That would change. This time, one of the towers was on fire, smoke pouring through a massive hole in the side.

Then I heard the description of events given by the reporter. Someone, they were saying, had crashed a small airplane into the side of the building.

At that moment, we didn't know if it was some suicidal maniac, a disgruntled or incompetent pilot, or a tragic accident. But I went numb at the thought that this might not be an accident; that someone — anyone — could do this to other people.

And then I saw a second plane — the video was clear enough to identify it as a large jetliner — cross the video feed, disappear behind the smoking tower, only to erupt in a massive fireball coming out the side of the second tower — directly toward the camera.

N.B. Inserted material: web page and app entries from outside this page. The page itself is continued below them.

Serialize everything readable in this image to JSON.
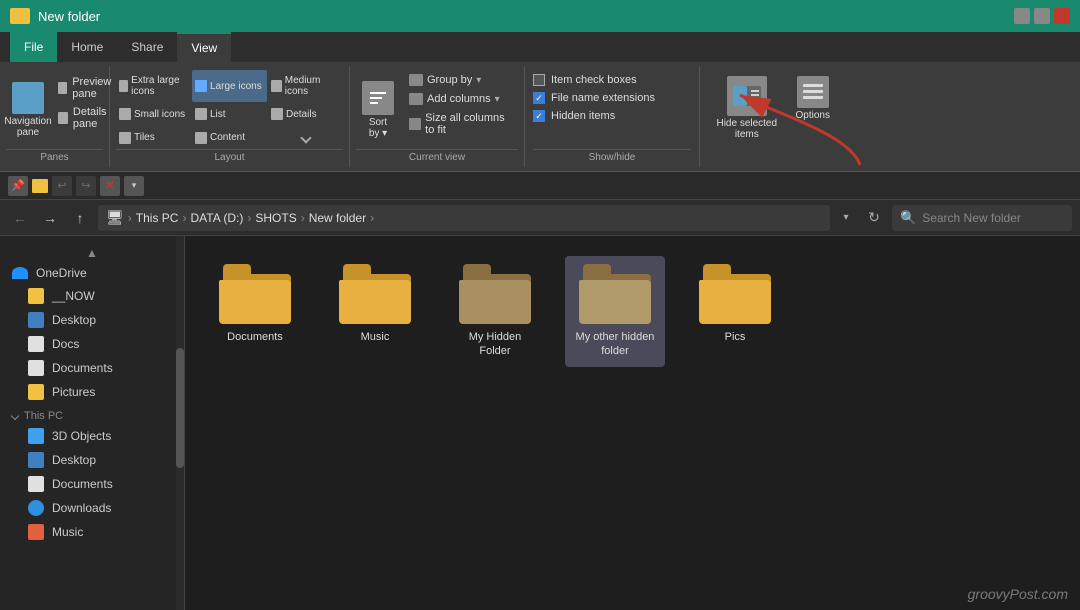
{
  "titlebar": {
    "title": "New folder",
    "icon": "folder",
    "controls": [
      "minimize",
      "maximize",
      "close"
    ]
  },
  "tabs": {
    "items": [
      {
        "label": "File",
        "active": false,
        "file": true
      },
      {
        "label": "Home",
        "active": false
      },
      {
        "label": "Share",
        "active": false
      },
      {
        "label": "View",
        "active": true
      }
    ]
  },
  "ribbon": {
    "panes_label": "Panes",
    "layout_label": "Layout",
    "currentview_label": "Current view",
    "showhide_label": "Show/hide",
    "nav_pane_label": "Navigation pane",
    "preview_pane_label": "Preview pane",
    "details_pane_label": "Details pane",
    "extra_large_label": "Extra large icons",
    "large_icons_label": "Large icons",
    "medium_icons_label": "Medium icons",
    "small_icons_label": "Small icons",
    "list_label": "List",
    "details_label": "Details",
    "tiles_label": "Tiles",
    "content_label": "Content",
    "sort_by_label": "Sort by",
    "group_by_label": "Group by",
    "add_columns_label": "Add columns",
    "size_all_cols_label": "Size all columns to fit",
    "item_checkboxes_label": "Item check boxes",
    "file_name_ext_label": "File name extensions",
    "hidden_items_label": "Hidden items",
    "hide_selected_label": "Hide selected items",
    "options_label": "Options"
  },
  "addressbar": {
    "path_parts": [
      "This PC",
      "DATA (D:)",
      "SHOTS",
      "New folder"
    ],
    "search_placeholder": "Search New folder"
  },
  "quickaccess": {
    "undo": "↩",
    "redo": "↪",
    "delete": "✕"
  },
  "sidebar": {
    "onedrive_label": "OneDrive",
    "now_label": "__NOW",
    "desktop_label": "Desktop",
    "docs_label": "Docs",
    "documents_label": "Documents",
    "pictures_label": "Pictures",
    "thispc_label": "This PC",
    "objects3d_label": "3D Objects",
    "desktop2_label": "Desktop",
    "documents2_label": "Documents",
    "downloads_label": "Downloads",
    "music_label": "Music"
  },
  "files": [
    {
      "name": "Documents",
      "type": "normal",
      "selected": false
    },
    {
      "name": "Music",
      "type": "normal",
      "selected": false
    },
    {
      "name": "My Hidden Folder",
      "type": "hidden",
      "selected": false
    },
    {
      "name": "My other hidden folder",
      "type": "selected-hidden",
      "selected": true
    },
    {
      "name": "Pics",
      "type": "normal",
      "selected": false
    }
  ],
  "watermark": "groovyPost.com",
  "checkboxes": {
    "item_checkboxes": false,
    "file_name_extensions": true,
    "hidden_items": true
  }
}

I went numb all over again; the hole in the second tower was the same size as one in the first. It was no "small plane" that hit the first tower. I thought of all those people — business-types heading to meetings and conferences, families on vacation, all the hundreds of men, women, and children on board the planes and thousands more in the buildings — what their final moments must have been like, and all the lives, hopes, and dreams lost in an instant.

We knew, then, that this was no accident. Nor was it as simple as a suicide or disgruntled employee.

This was deliberate. We were under attack.

We all watched, transfixed, as first one tower collapsed, and then the other.

In the following weeks, we would learn more about what happened, about the terrorist hijackers, about the two other flights — one which hit the Pentagon, and the other, Flight 93, which crashed in an empty field in Pennsylvania. We would hear about the fearless NY firefighters who entered the buildings to rescue survivors; the last act of bravery many of them would ever perform. We would see images of the aftermath; some horrifying, some inspiring, every one unforgettable.

We would hear hopeful commenters say that the passengers of Flight 93 must have fought back and given up their own lives to prevent their plane being used on another building.

We found hope in that possibility, and those hopes were raised higher when it was confirmed that that's exactly what happened. The phrase, "Let's roll!", has become an American icon.

We saw terror, horror, cowardice, hate, and violence. We found courage, integrity, honor, hope, and resolve.

We were given villains, and we found heroes.

The smoke has cleared, but we will never forget.

(image links to source)
Stay safe.
Disclaimer: This article represents how I personally remember the events of September 11, 2001. Memory is not foolproof, and therefore I cannot guarantee 100% historical accuracy. YMMV.